any court order). Dismissal, however, is a severe penalty and
should be imposed only after consideration of the relevant
factors in favor of and against this extreme remedy.
Thompson v. Housing Authority of Los Angeles, 782
F.2d 829, 831 (9th Cir.) (per curiam), cert.
denied, 479 U.S. 829 (1986). These factors include:
“(1) the public's interest in expeditious
resolution of litigation; (2) the court's need to manage
its docket; (3) the risk of prejudice to the defendants; (4)

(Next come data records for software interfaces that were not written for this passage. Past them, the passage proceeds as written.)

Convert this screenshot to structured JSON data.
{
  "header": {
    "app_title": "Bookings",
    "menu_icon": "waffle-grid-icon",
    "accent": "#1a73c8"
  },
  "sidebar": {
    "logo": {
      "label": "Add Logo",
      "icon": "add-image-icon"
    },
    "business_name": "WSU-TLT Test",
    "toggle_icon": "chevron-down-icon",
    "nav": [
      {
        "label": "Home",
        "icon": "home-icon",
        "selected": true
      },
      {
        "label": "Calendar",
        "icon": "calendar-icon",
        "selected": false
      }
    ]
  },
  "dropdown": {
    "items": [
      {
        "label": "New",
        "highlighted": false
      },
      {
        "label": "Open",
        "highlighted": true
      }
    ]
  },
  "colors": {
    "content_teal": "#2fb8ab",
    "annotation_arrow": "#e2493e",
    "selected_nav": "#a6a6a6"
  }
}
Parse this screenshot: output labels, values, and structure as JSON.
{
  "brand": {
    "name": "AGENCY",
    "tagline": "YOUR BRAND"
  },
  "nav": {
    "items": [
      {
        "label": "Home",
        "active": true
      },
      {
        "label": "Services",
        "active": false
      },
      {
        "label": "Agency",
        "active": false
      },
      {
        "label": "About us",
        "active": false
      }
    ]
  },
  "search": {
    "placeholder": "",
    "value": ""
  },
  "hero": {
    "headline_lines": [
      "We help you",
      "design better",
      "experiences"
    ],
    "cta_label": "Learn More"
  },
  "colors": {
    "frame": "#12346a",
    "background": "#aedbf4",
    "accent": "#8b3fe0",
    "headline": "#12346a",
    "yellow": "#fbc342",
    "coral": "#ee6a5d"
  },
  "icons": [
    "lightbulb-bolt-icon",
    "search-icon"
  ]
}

the public policy favoring disposition of cases on their
merits and (5) the availability of less drastic
sanctions.” Id. (citing Henderson v.
Duncan, 779 F.2d 1421, 1423 (9th Cir. 1986)).
to Rules 4(m) and 41(b) and the Court's inherent power to
achieve the orderly and expeditious disposition of cases,
see Link, 370 U.S. at 629-30, 82 S.Ct. at 1388, and
in light of the factors outlined in Henderson,
supra, dismissal of unserved defendant Opt Out
Services LLC from this action without prejudice for failure
to effect service and comply with the Court's Orders to
Show Cause issued on April 19, 2017, and May 3, 2017, is
appropriate. Dated this 22nd day of May, 2017.
 The two other defendants named in the
Complaint have been dismissed. (See Dkt. 17 &
 Unless otherwise indicated, all
“Rule” references are to the Federal Rules of